- Subject index
Populist right-wing politics is moving centre-stage, with some parties reaching the very top of the electoral ladder: but do we know why, and why now? In this book Ruth Wodak traces the trajectories of such parties from the margins of the political landscape to its centre, to understand and explain how they are transforming from fringe voices to persuasive political actors who set the agenda and frame media debates. Laying bare the normalization of nationalistic, xenophobic, racist and antisemitic rhetoric, she builds a new framework for this ‘politics of fear’ that is entrenching new social divides of nation, gender and body. The result reveals the micro-politics of right-wing populism: how discourses, genres, images and texts are performed and manipulated in both formal and also everyday contexts with profound consequences. This book is a must-read for scholars and students of linguistics, media and politics wishing to understand these dynamics that are re-shaping our political space.
Chapter 2: Theories and Definitions: The Politics of Identity
Theories and Definitions: The Politics of Identity
‘In twenty-six definitions of right-wing extremism that can be derived from the literature no less than fifty-eight different features are mentioned at least once.’
Typologies and Definitions

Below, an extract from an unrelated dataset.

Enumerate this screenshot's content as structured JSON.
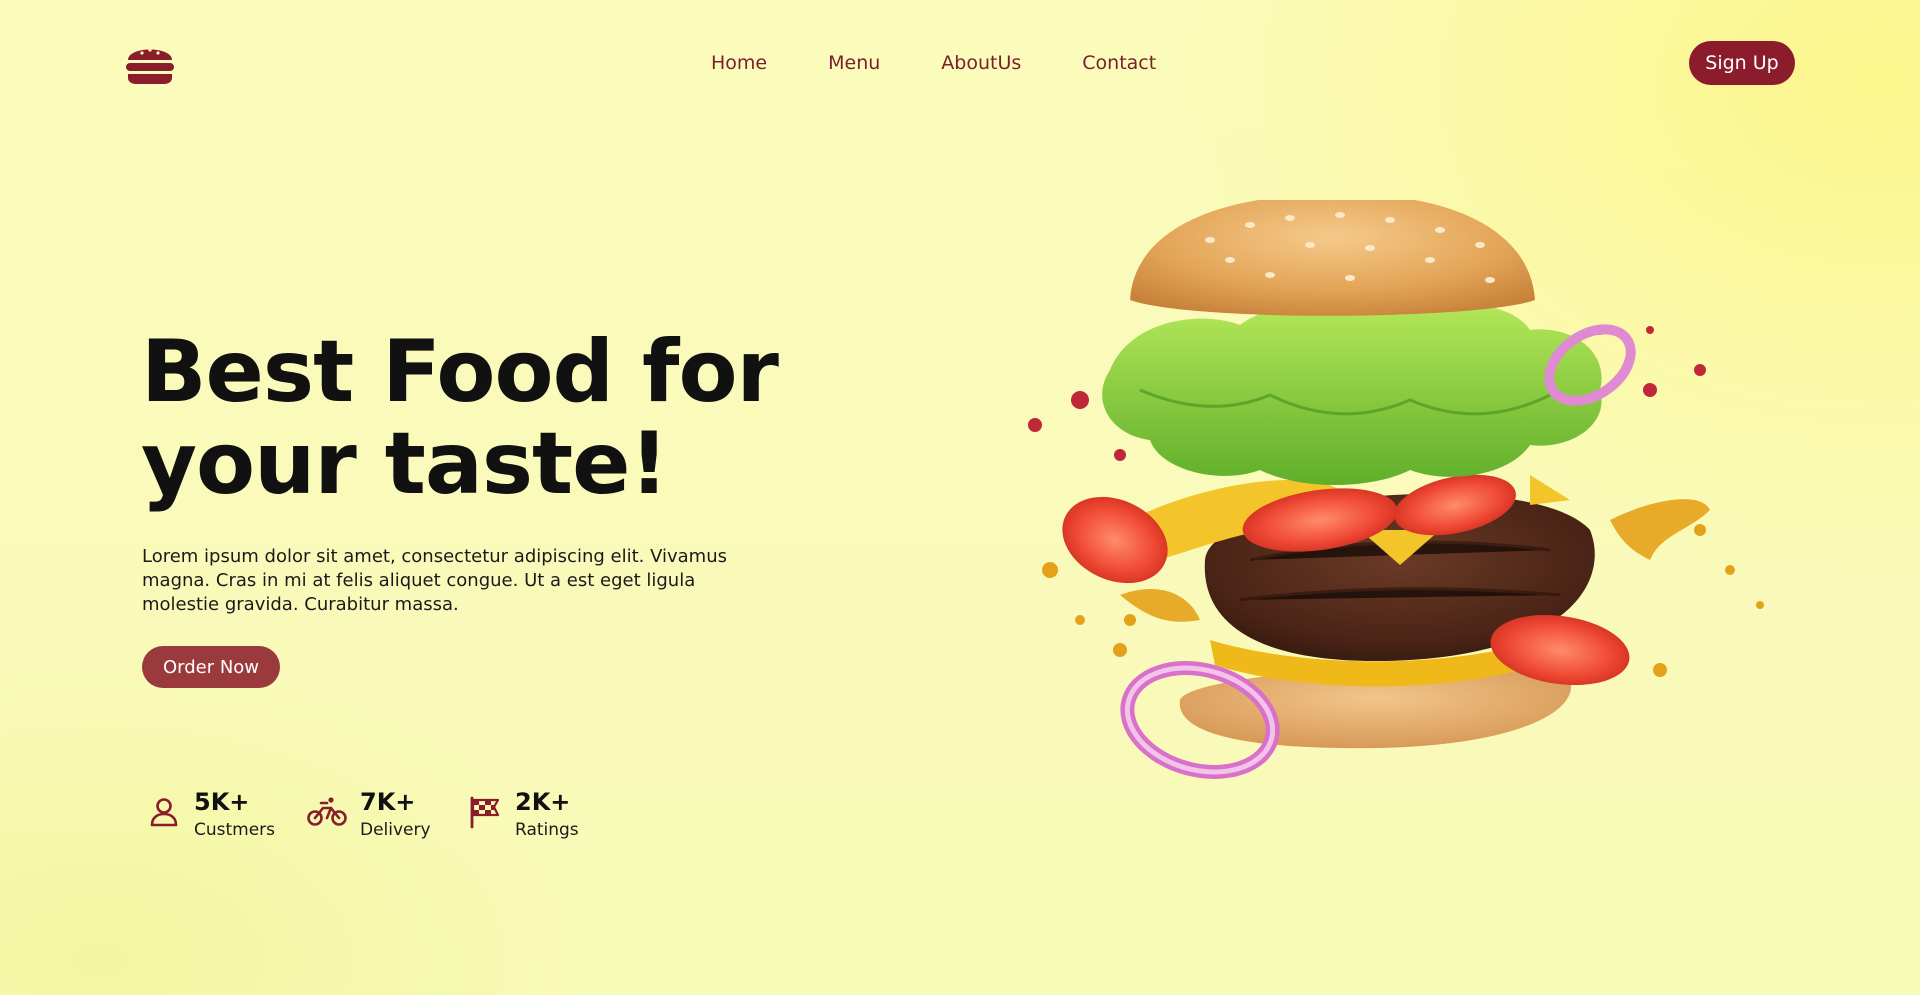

While investigating right-wing populist politics and rhetoric, it quickly becomes obvious that a vast number of different theories, definitions and typologies exist that attempt describing, categorizing and making sense of the recent success of such parties and movements. Before embarking on my empirical studies, it is, of course, important to consider relevant theories developed in the political sciences and sociology inasmuch as they attempt to explain the complex phenomenon of ‘the rise ...